Because of an editing error, an article on Page 36 this weekend about the failure of economists to anticipate the latest recession misquotes the economist John Maynard Keynes, who compared the financial markets of the 1930s to newspaper beauty contests in which readers tried to correctly pick all six eventual winners. Keynes noted that a competitor did not have to pick “those faces which he himself finds prettiest, but those that he thinks likeliest to catch the fancy of the other competitors.” He did not say, “nor even those that he thinks likeliest to catch the fancy of other competitors.”

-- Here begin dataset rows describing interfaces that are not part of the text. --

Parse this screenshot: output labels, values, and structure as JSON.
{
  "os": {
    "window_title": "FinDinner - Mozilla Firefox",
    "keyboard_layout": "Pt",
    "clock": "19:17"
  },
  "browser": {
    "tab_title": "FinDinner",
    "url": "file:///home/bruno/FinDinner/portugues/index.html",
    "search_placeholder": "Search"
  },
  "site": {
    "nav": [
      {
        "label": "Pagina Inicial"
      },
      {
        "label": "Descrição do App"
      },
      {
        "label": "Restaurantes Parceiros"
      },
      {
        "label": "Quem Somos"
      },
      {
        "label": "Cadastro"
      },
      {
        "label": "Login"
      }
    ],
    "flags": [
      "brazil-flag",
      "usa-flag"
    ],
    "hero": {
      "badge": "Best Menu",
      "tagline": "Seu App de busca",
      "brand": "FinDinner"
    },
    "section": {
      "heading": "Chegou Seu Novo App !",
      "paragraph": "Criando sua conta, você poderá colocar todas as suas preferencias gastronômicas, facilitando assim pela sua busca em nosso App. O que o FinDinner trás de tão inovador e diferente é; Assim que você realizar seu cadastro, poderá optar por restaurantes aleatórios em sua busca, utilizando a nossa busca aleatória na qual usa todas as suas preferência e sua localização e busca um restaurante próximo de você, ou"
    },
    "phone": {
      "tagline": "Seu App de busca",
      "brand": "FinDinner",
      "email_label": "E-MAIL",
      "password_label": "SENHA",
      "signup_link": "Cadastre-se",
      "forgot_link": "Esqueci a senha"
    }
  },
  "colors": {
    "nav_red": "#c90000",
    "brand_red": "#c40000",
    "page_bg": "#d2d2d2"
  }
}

After two years at MIT (supported in the second year by the National Science Foundation), I received a Fulbright fellowship to Cambridge for 1965-1966. At the time, there were three High Churches in the economics profession: Chicago on the right and Cambridge, . on the left, with MIT being in the center. Cambridge was still basking in the reflected glory of Keynes, who had revolutionized economics some thirty years earlier. Lord Kahn, of the Kahn multiplier (which explained how a dollar of government expenditure had a multiple effect in increasing GDP), Joan Robinson, Nicky Kaldor, James Meade, David Champernowne, Piero Sraffa, these were among the gods that populated the colleges of Cambridge. I wanted to see as many views as I could, and I worried about coming too much under the influence of Samuelson and Solow. Joan Robinson was assigned as my tutor. She had originally wanted me to redo my undergraduate degree - she thought it would take some time to undo the damage of my MIT education, but eventually she was prevailed upon instead to take on the responsibility of my re-education. We had a tumultuous relationship. Evidently, she wasn't used to the kind of questioning stance of a brash American student, even a soft-spoken one from the mid-west, and after one term, I switched to Frank Hahn. He was flamboyant, and always intellectually provocative. Cambridge was in ferment. The quality of the students and the young lecturers matched that of the gray eminces: Jim Mirrlees (later to get the Nobel prize), Partha Dasgupta, Tony Atkinson; Geoff Heal, David Newbery and a host of others. There was a sense of excitement that was associated not just with the generation of new ideas, but with the belief that those ideas were important, and not just for economics, but for society more broadly. As Frank Hahn demonstrated the dynamic instability of the economy (a problem posed by the absence of futures markets going out infinitely far into the future; in technical terms, the absence of a transversality condition), he would excitedly exclaim that he had put another nail in the coffin of capitalism.